The Center/EKRE/Isamaa coalition collapsed in January after media reports appeared that the party was implicated in corruption allegations surrounding a central Tallinn real estate development. While Center retained office, this time with Reform, EKRE and Isamaa found themselves in opposition.
Earlier this month a report in investigative weekly Eesti Ekspress said that Jüri Ratas' 2019 trip to Saaremaa had cost the state purse over twelve thousand euros.
Isamaa's former defense minister Jüri Luik's name had also been linked to a presidential bid. However, he has been pegged as Estonia's next likely permanent representative to NATO, replacing Kyllike Sillaste-Elling, whose term ends in late summer, in the Brussels post.
Reform's Kristen Michal said that in any case Ratas was holding the cards, with EKRE the only party to have thrown its hat in the ring.
"Everyone has been waiting for what choice Jüri Ratas will make. Now it seems that the playing field is much more open," Michal said.
Ratas himself said that consultation with local government was also prudent ahead of making any decisions.
Postimees: Kaljulaid not favored either by Reform or Center
Daily Postimees reported on its website (link in Estonian) Wednesday evening that an anonymous source from the Reform Party told them that Ratas would logically be a candidate even if he does not declare this month, or even next month, while should he become president, Center would be led by an interim leader – European Commissioner Kadri Simson was named as a possible choice – while Reform itself would prefer public administration minister Jaak Aab at the helm of its coalition partner.
The paper also said that Kersti Kaljulaid is not the favored candidate of either of the two parties, nor would it be for EKRE – who has noted have Henn Põlluaas installed as their candidate – though non-parliamentary party Eesti 200 back Kaljulaid for a second term.

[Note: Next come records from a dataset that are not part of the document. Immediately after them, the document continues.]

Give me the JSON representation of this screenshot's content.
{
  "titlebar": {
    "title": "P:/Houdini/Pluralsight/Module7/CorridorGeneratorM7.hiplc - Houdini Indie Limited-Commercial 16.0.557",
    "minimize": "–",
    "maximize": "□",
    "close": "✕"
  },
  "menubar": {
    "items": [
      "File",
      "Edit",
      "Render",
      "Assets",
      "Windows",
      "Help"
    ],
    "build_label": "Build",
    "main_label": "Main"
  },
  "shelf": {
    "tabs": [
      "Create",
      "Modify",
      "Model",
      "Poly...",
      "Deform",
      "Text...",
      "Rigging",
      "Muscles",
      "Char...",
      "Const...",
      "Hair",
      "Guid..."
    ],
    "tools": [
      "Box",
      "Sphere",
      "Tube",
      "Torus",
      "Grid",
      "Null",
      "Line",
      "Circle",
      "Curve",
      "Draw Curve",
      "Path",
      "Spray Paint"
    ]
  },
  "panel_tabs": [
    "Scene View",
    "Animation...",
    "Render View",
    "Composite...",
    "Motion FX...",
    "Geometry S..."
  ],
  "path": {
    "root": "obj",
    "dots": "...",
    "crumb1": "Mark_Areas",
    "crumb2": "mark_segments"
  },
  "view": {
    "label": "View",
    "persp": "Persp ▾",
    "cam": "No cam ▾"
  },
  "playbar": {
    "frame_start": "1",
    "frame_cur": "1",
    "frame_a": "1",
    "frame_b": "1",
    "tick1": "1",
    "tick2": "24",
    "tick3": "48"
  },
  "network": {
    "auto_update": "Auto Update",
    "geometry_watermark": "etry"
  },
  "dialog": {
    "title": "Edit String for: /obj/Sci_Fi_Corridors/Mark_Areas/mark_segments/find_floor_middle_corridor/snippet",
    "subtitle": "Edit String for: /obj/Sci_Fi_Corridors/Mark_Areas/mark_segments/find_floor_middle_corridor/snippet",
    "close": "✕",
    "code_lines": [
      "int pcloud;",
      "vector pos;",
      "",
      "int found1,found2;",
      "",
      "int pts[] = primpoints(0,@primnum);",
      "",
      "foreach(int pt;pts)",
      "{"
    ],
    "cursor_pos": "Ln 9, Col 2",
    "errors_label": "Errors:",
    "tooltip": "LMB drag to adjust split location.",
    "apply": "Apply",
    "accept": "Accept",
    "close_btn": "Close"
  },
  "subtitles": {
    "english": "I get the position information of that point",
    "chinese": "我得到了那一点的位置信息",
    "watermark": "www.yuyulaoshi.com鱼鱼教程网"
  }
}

Opposition party the Social Democrats (SDE) say too that Kaljulaid should continue, Postimees reported, while Ratas was not an option for them.
"It would make utter sense for Jüri Ratas to give up running for president; he may well have particular shortcomings, given what we expect from a presidential candidate," SDE leader Indrek Saar told the daily.
Former EKRE leader Mart Helme meanwhile said that Reform were spinning Ratas as a potential candidate that it, EKRE, could support, adding that the party would be biding its time, to the extent of going to the electoral colleges if necessary, and putting forward Henn Põlluaas if he could get the 21 mandates needed.
EKRE has 19 seats so would need at least two MPs from other parties to back Põlluaas' candidacy.
The full Postimees article (in Estonian) is here.
Kersti Kaljulaid put herself forward as a candidate as the next Organization for Economic Co-operation and Development (OECD) secretary general last year, but withdrew before the final choice was made. She has recently been on several official foreign visits, including one to Austria at the time of writing.
Jüri Ratas has also been traveling, but has confined himself to Estonia's shores, recently pledging to visit all 15 of the country's counties.
Editor: Andrew Whyte